Yello, Here’s a Marshmallow.
Hold your horses. We’ll start from the top (of the marshmallow, yes).
For years, sap from the sap from the marshmallow plant has been used to treat colds. Yes, we said ‘marshmallow plant’. No, don’t head out to your garden.
Originally, a marshmallow was made by extracting sap from the plant and mixing it with nuts and honey. Another pre-modern recipe uses the pith of the marshmallow plant, rather than the sap. The stem was peeled back to reveal the soft and spongy pith, which was boiled in sugar syrup and dried to produce a soft, chewy confection. And this marshmallow, was used to treat colds, coughs and sore throats.
The traditional marshmallow recipe uses powdered marshmallow root, which may be difficult to obtain. Most commercially manufactured marshmallows instead use gelatin in their manufacture
Now a days, the recipe just calls for sugar, loads of it.
So what does this have to do with your cold? Nothing.
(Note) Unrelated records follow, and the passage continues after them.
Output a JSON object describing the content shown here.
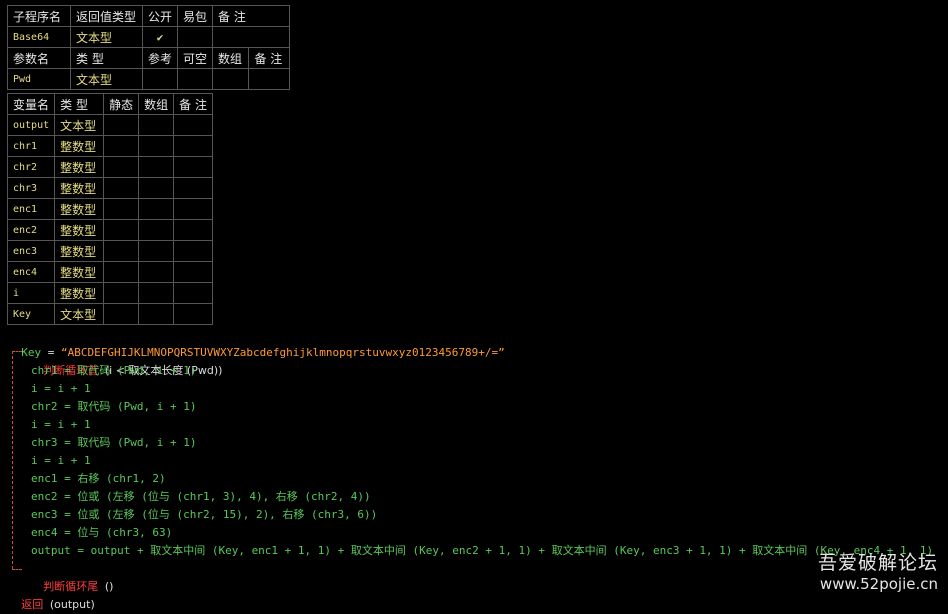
{
  "sub_table": {
    "headers": [
      "子程序名",
      "返回值类型",
      "公开",
      "易包",
      "备 注"
    ],
    "row": {
      "name": "Base64",
      "type": "文本型",
      "public": "✔",
      "easy": "",
      "note": ""
    },
    "param_headers": [
      "参数名",
      "类 型",
      "参考",
      "可空",
      "数组",
      "备 注"
    ],
    "params": [
      {
        "name": "Pwd",
        "type": "文本型"
      }
    ]
  },
  "var_table": {
    "headers": [
      "变量名",
      "类 型",
      "静态",
      "数组",
      "备 注"
    ],
    "rows": [
      {
        "name": "output",
        "type": "文本型"
      },
      {
        "name": "chr1",
        "type": "整数型"
      },
      {
        "name": "chr2",
        "type": "整数型"
      },
      {
        "name": "chr3",
        "type": "整数型"
      },
      {
        "name": "enc1",
        "type": "整数型"
      },
      {
        "name": "enc2",
        "type": "整数型"
      },
      {
        "name": "enc3",
        "type": "整数型"
      },
      {
        "name": "enc4",
        "type": "整数型"
      },
      {
        "name": "i",
        "type": "整数型"
      },
      {
        "name": "Key",
        "type": "文本型"
      }
    ]
  },
  "code": {
    "key_line": {
      "var": "Key",
      "eq": "=",
      "value": "“ABCDEFGHIJKLMNOPQRSTUVWXYZabcdefghijklmnopqrstuvwxyz0123456789+/=”"
    },
    "loop_head": {
      "keyword": "判断循环首",
      "rest": "(i < 取文本长度 (Pwd))"
    },
    "body": [
      "chr1 = 取代码 (Pwd, i + 1)",
      "i = i + 1",
      "chr2 = 取代码 (Pwd, i + 1)",
      "i = i + 1",
      "chr3 = 取代码 (Pwd, i + 1)",
      "i = i + 1",
      "enc1 = 右移 (chr1, 2)",
      "enc2 = 位或 (左移 (位与 (chr1, 3), 4), 右移 (chr2, 4))",
      "enc3 = 位或 (左移 (位与 (chr2, 15), 2), 右移 (chr3, 6))",
      "enc4 = 位与 (chr3, 63)",
      "output = output + 取文本中间 (Key, enc1 + 1, 1) + 取文本中间 (Key, enc2 + 1, 1) + 取文本中间 (Key, enc3 + 1, 1) + 取文本中间 (Key, enc4 + 1, 1)"
    ],
    "loop_tail": {
      "keyword": "判断循环尾",
      "rest": "()"
    },
    "return_line": {
      "keyword": "返回",
      "rest": "(output)"
    }
  },
  "watermark": {
    "line1": "吾爱破解论坛",
    "line2": "www.52pojie.cn"
  },
  "colors": {
    "background": "#000000",
    "keyword": "#ff3b3b",
    "variable": "#5ac85a",
    "string": "#ff9a30",
    "type_text": "#e6dc82",
    "grid": "#555555"
  }
}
Only it feels really good to swallow something that’s sweet and slippery and requires no chewing. So we’ll live with that. Who knows, it could be good for you anyway!